Archive for the ‘bluetooth watch’ Category
Good news, fellow Bluetooth watch fanatics! Just as promised, Sony Ericsson’s finally doled out a major update to cure the LiveView once and for all. With this patch, users should now be seeing much better stability and compatibility with non-SE phones, as well as being able to install up to 30 plug-ins. We had a quick go on our refreshed LiveWatch and noticed that it now auto reconnects much better as well, and hopefully the same applies to everyone else. To get the update, simply use the SE Update Service for Windows (sorry, no Mac support) and follow the instructions — download link available below if you’re new to this.
We’ve always liked the idea of having a Bluetooth watch streaming feeds from our phones, because deep down inside, we all want to act like special agents in public. Sadly, there aren’t many of these wearables to choose from in the present market.
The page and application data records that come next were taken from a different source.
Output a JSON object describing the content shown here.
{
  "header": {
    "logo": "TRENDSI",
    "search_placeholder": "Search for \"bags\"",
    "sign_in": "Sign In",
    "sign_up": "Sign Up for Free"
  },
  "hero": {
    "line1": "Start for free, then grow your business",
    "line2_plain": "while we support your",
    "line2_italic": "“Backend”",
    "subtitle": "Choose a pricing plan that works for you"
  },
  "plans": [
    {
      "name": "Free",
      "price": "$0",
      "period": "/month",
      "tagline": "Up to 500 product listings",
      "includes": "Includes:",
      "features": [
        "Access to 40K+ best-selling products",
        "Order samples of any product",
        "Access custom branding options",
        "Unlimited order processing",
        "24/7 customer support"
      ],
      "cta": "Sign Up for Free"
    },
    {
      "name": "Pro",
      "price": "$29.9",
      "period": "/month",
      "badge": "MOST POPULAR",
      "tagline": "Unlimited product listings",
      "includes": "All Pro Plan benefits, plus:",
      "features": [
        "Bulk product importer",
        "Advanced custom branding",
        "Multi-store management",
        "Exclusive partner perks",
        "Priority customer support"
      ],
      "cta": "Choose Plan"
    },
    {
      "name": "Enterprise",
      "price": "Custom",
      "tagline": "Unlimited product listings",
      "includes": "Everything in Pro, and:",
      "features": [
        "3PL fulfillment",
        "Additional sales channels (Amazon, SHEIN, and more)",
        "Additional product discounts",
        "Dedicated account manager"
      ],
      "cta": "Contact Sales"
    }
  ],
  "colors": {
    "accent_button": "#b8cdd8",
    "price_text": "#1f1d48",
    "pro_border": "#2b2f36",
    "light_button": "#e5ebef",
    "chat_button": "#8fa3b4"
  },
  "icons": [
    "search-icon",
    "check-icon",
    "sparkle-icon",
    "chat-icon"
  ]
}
In fact, with the inPulse smartwatch for BlackBerry seemingly stuck in limbo, what we have left is the Europe-only Sony Ericsson LiveView for Android, and maybe something nice from Fossil as well if its concept design gets picked up. To seize this opportunity, Velocity Micro is now working on its own connected Android watch — currently known as the Cruz Watch — that’s destined for the sub-$200 market in mid-Q2 2011.
Here’s what we learned about this cool-looking prototype during our exclusive hands-on at CES: in many ways, it’s conceptually identical to the LiveView — it’s a watch, it’s a Facebook feeds reader, it’s a multimedia remote control (for Android’s music app and Android-powered TVs), and it can show you incoming caller IDs. While the Cruz Watch may be a bit of a lightweight when it comes to apps, its hardware certainly bests SE’s offering in several ways: for starters, it has a full touchscreen that takes swipe and tap gesture inputs (instead of using navigation touch controls on the bezel), and it sports a 1.8-inch LCD instead of a 1.3-inch OLED display. There are also a few software features that we dig, especially with the interchangeable clock face: two analog, two digital; and the incoming call notifier pulls the caller’s profile photo from your contact list, which is something that the LiveView can’t do. We’re told that since this watch is powered by Android 2.0 (and possibly something different on retail units), Velocity Micro might be able to implement app installation in the near future, so we shall see. Video walkthrough after the break.